IS attacks resulting in high death counts, however, did correspond to shifts in both Al-Qaeda’s and IS’s use of authority images in their media campaigns, but the results varied based on the group and the type of visual authority appeal under consideration. In the case of IS’s media campaign, for example, the display of fighters changed after high death attacks that attracted high publicity levels. More specifically, the number of images showing enemy fighters (often corpses) was higher than statistically expected before the attack which fell to lower than expected afterwards, perhaps in an effort to avoid further provocations immediately after highly publicised, deadly attacks on their enemies.
After IS perpetrated their high death/high publicity attacks, however, al-Qaeda adopted a different visual messaging strategy. One example is how they changed their display of state-building images, particularly in their distribution of map images. Before the IS attacks, al-Qaeda used a lower than statistically expected number of map images, which shifted to higher than expected after the attacks. The heightened focus on al-Qaeda-related territories emphasises that a viable alternative exists to the so-called IS caliphate regardless of their success on the battlefield.
When IS perpetrated high death/ low publicity attacks, the two groups again diverged on how they changed their visual messaging strategies. IS changed its display of religious imagery, showing a much higher than expected number of images with religious identity indicators before the attacks which dropped to much lower than expected levels of presentation afterwards. The decreased emphasis on religious identity after the attacks may have resulted from strategy of minimising Islamophobia.
Al-Qaeda, by contrast, changed its display of state-building images in the aftermath of high death/low publicity attacks by IS. In this case, however, the type of state-building images that displayed the highest deviation from expectations were those related to providing social services and those featuring media products produced and distributed by the group.

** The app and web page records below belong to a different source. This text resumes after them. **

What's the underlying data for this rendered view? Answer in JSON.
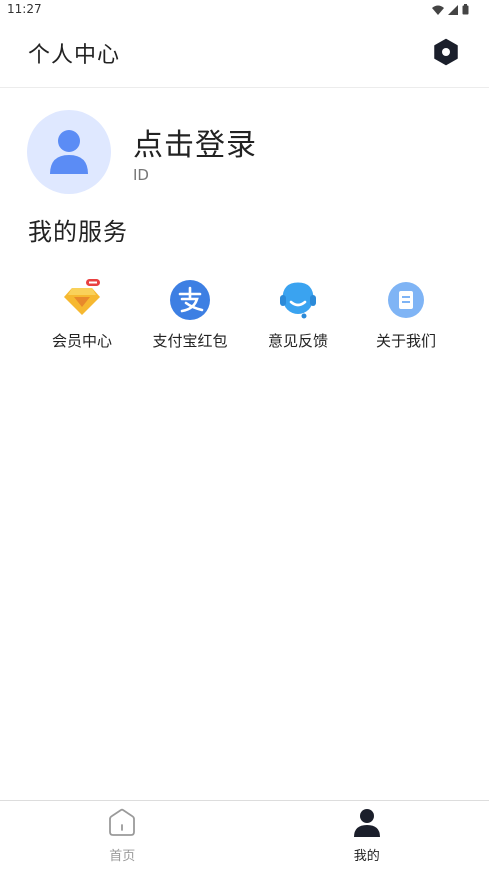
{
  "status_bar": {
    "time": "11:27"
  },
  "header": {
    "title": "个人中心",
    "settings_icon": "settings-hexagon-icon"
  },
  "profile": {
    "login_label": "点击登录",
    "id_label": "ID",
    "avatar_icon": "user-avatar-icon"
  },
  "services": {
    "title": "我的服务",
    "items": [
      {
        "label": "会员中心",
        "icon": "diamond-vip-icon"
      },
      {
        "label": "支付宝红包",
        "icon": "alipay-icon"
      },
      {
        "label": "意见反馈",
        "icon": "customer-service-icon"
      },
      {
        "label": "关于我们",
        "icon": "document-icon"
      }
    ]
  },
  "bottom_nav": {
    "items": [
      {
        "label": "首页",
        "icon": "home-icon",
        "active": false
      },
      {
        "label": "我的",
        "icon": "profile-icon",
        "active": true
      }
    ]
  },
  "colors": {
    "accent_blue": "#5b8cf5",
    "alipay_blue": "#3d7fe3",
    "feedback_blue": "#3aa3f0",
    "vip_orange": "#f5a623",
    "avatar_bg": "#dfe8ff"
  }
}
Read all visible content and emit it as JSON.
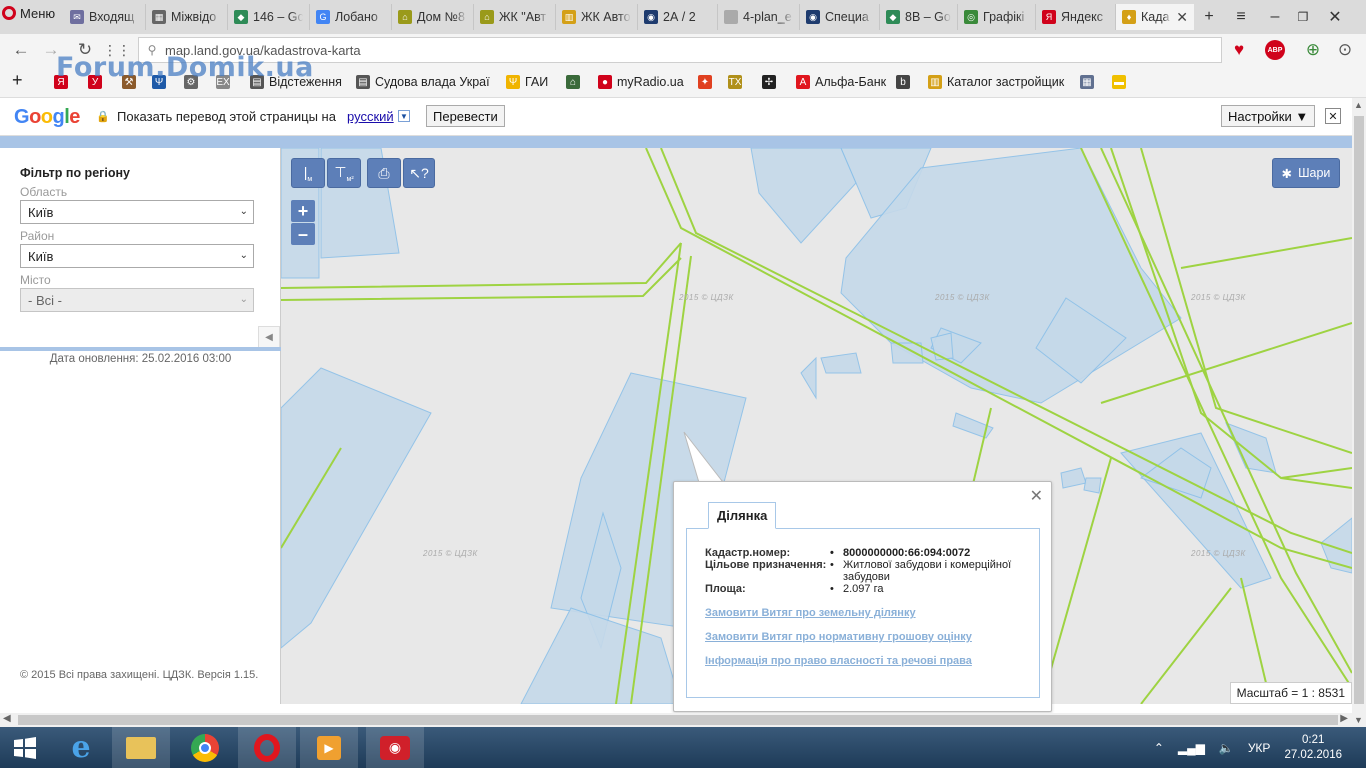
{
  "browser": {
    "menu_label": "Меню",
    "tabs": [
      {
        "title": "Входящ",
        "color": "#6f6f9f",
        "glyph": "✉"
      },
      {
        "title": "Міжвідо",
        "color": "#666",
        "glyph": "▦"
      },
      {
        "title": "146 – Gc",
        "color": "#2e8b57",
        "glyph": "◆"
      },
      {
        "title": "Лобано",
        "color": "#4285f4",
        "glyph": "G"
      },
      {
        "title": "Дом №8",
        "color": "#9a9a1a",
        "glyph": "⌂"
      },
      {
        "title": "ЖК \"Авт",
        "color": "#9a9a1a",
        "glyph": "⌂"
      },
      {
        "title": "ЖК Авто",
        "color": "#d4a017",
        "glyph": "▥"
      },
      {
        "title": "2А / 2",
        "color": "#1e3b6e",
        "glyph": "◉"
      },
      {
        "title": "4-plan_e",
        "color": "#aaa",
        "glyph": ""
      },
      {
        "title": "Специа",
        "color": "#1e3b6e",
        "glyph": "◉"
      },
      {
        "title": "8В – Goc",
        "color": "#2e8b57",
        "glyph": "◆"
      },
      {
        "title": "Графікі",
        "color": "#3a8a3a",
        "glyph": "◎"
      },
      {
        "title": "Яндекс",
        "color": "#d0021b",
        "glyph": "Я"
      },
      {
        "title": "Када",
        "color": "#d4a017",
        "glyph": "♦"
      }
    ],
    "url": "map.land.gov.ua/kadastrova-karta",
    "bookmarks": [
      {
        "label": "",
        "icon": "yandex-icon"
      },
      {
        "label": "",
        "icon": "y-icon"
      },
      {
        "label": "",
        "icon": "hammer-icon"
      },
      {
        "label": "",
        "icon": "ua-trident-icon"
      },
      {
        "label": "",
        "icon": "tools-icon"
      },
      {
        "label": "",
        "icon": "ex-icon"
      },
      {
        "label": "Відстеження",
        "icon": "page-icon"
      },
      {
        "label": "Судова влада Украї",
        "icon": "page-icon"
      },
      {
        "label": "ГАИ",
        "icon": "trident-icon"
      },
      {
        "label": "",
        "icon": "building-icon"
      },
      {
        "label": "myRadio.ua",
        "icon": "radio-icon"
      },
      {
        "label": "",
        "icon": "bird-icon"
      },
      {
        "label": "",
        "icon": "tx-icon"
      },
      {
        "label": "",
        "icon": "pinwheel-icon"
      },
      {
        "label": "Альфа-Банк",
        "icon": "alfa-icon"
      },
      {
        "label": "",
        "icon": "b-icon"
      },
      {
        "label": "Каталог застройщик",
        "icon": "catalog-icon"
      },
      {
        "label": "",
        "icon": "grid-icon"
      },
      {
        "label": "",
        "icon": "ua-flag-icon"
      }
    ],
    "watermark": "Forum.Domik.ua"
  },
  "translate_bar": {
    "message": "Показать перевод этой страницы на",
    "language": "русский",
    "translate_button": "Перевести",
    "settings_button": "Настройки ▼"
  },
  "filter": {
    "title": "Фільтр по регіону",
    "oblast_label": "Область",
    "oblast_value": "Київ",
    "raion_label": "Район",
    "raion_value": "Київ",
    "misto_label": "Місто",
    "misto_value": "- Всі -",
    "updated": "Дата оновлення: 25.02.2016 03:00",
    "copyright": "© 2015 Всі права захищені. ЦДЗК. Версія 1.15."
  },
  "map": {
    "layers_button": "Шари",
    "zoom_in": "+",
    "zoom_out": "–",
    "scale": "Масштаб = 1 : 8531",
    "tile_watermark": "2015 © ЦДЗК",
    "parcel_fill": "#c5d9ea",
    "parcel_stroke": "#8cc0e8",
    "road_color": "#9ed342"
  },
  "popup": {
    "tab": "Ділянка",
    "rows": [
      {
        "key": "Кадастр.номер:",
        "value": "8000000000:66:094:0072"
      },
      {
        "key": "Цільове призначення:",
        "value": "Житлової забудови і комерційної забудови"
      },
      {
        "key": "Площа:",
        "value": "2.097 га"
      }
    ],
    "links": [
      "Замовити Витяг про земельну ділянку",
      "Замовити Витяг про нормативну грошову оцінку",
      "Інформація про право власності та речові права"
    ]
  },
  "taskbar": {
    "lang": "УКР",
    "time": "0:21",
    "date": "27.02.2016"
  }
}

Both were lower than expected before the IS attacks and higher after the attacks occurred. The changes helped reinforce both the presence of both the online and offline activities of the group. For other findings of the study, please see Winkler et al., 2020.